The trio inexplicably spend a little time together, and after getting high one late afternoon, Hae-mi passed out inside Jong-su’s family home, the two men share a tête-à-tête. Jong-su, in a rather human, unguarded moment, admits his problems with his father and his love for Hae-mi. Ben, being Ben, isn’t really much of a sympathetic ear - that’s just not his deal. But he does share a little secret of his own - he travels around the area setting fire to greenhouses. Now he doesn’t hurt anybody or anything, he just likes to watch something burn to the ground. Destroyed. Interesting.
And this is where the story takes off in a more sinister, less-satisfying-for-all-involved direction. Jong-su wants something far beyond anything he can ever have, not just because he is so removed from the vaulted orbit Ben inhabits, but because, at least in the moments we get to see, he lacks the inner capabilities to form the connections he wants, most notably with the seemingly free-spirited Hae-mi. Jong-su’s ability to truly see the world around him is greatly impaired until near the film’s end, when his hidden depths hinting at a boiling rage finally begin to surface.

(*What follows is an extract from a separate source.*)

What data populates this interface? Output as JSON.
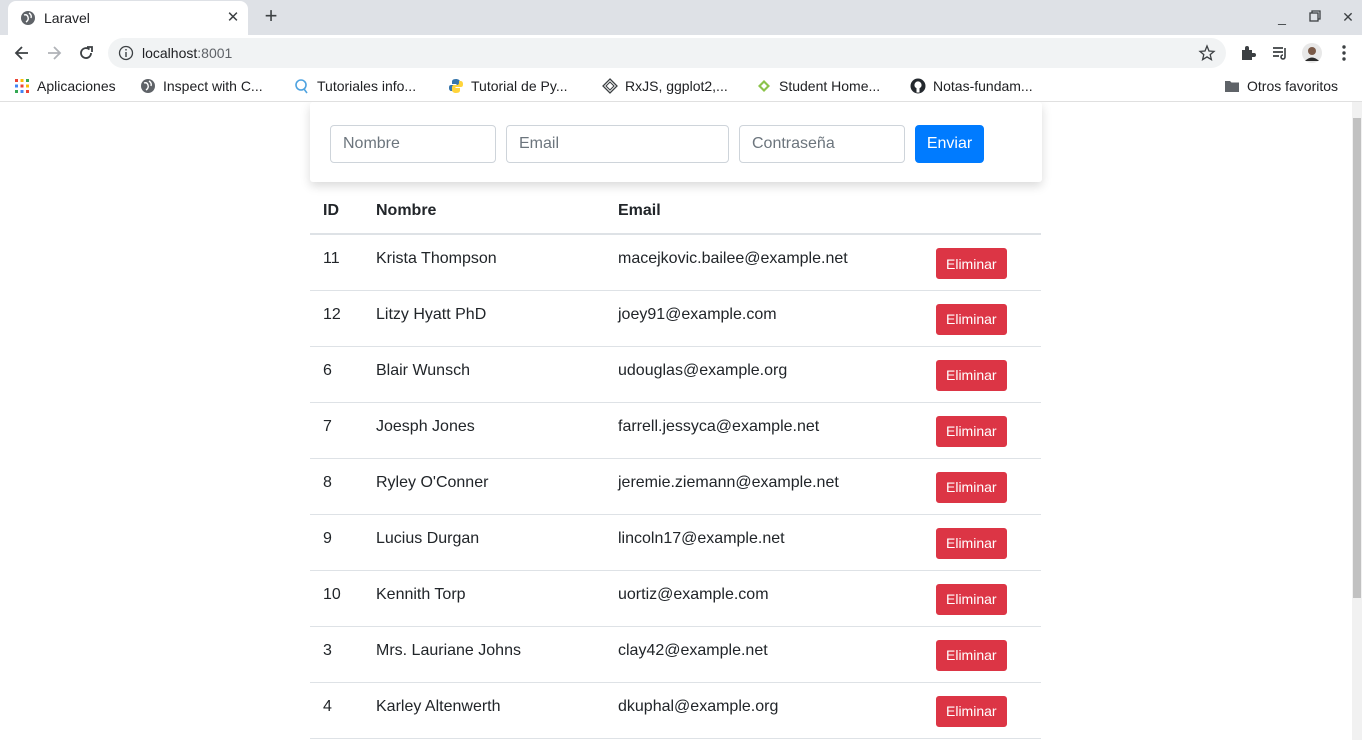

Based on the short story “Barn Burning” by Haruki Murakami, Burning sweeps our three main characters (four if you count Boil, who returns to the story later), transporting them to Korea for a modern take on their intersected, highly complicated relationship. Their connection is so fraught that for the back half of the film I basically picked at my nails until my thumb and ring finger bled a little (a terrible anxious habit of mine). While the film is long, two and a half excruciating hours long, it’s not necessarily a bad thing. I found Chang-dong Lee’s slow burn pacing near masterful, the muted cinematography a beautiful contrast to Jong-su’s all-consuming distress. The acting throughout is raw and real and pulls you into this world so fully - at the end, while I was ready to get the hell out, I was somewhat sad to say goodbye to these characters. Jong-seo Jeon is a rare talent - her confident abilities color her scenes with so much energy; I was shocked when I read this was her first role. But, you guys, can we talk about Steven Yeun again? Cause Steven Yeun OWNS THIS SHIT. His performance had me riveted from the moment he appeared to the brutal final seconds. As a former The Walking Dead (tv show) watcher, Yeun’s Glenn was one of my few reasons for watching (the other reasons being Danai Gurira and Norman Reedus), and I can’t tell you how excited I am for what’s in store from him. To follow up his show departure with such an interesting, uncharacteristic, beautiful move really has me speaking the Gospel according to Yeun these days. And while the ending feels a bit stunted and leaves a bit to be desired emotionally, Burning sure has me burning for more Yeun.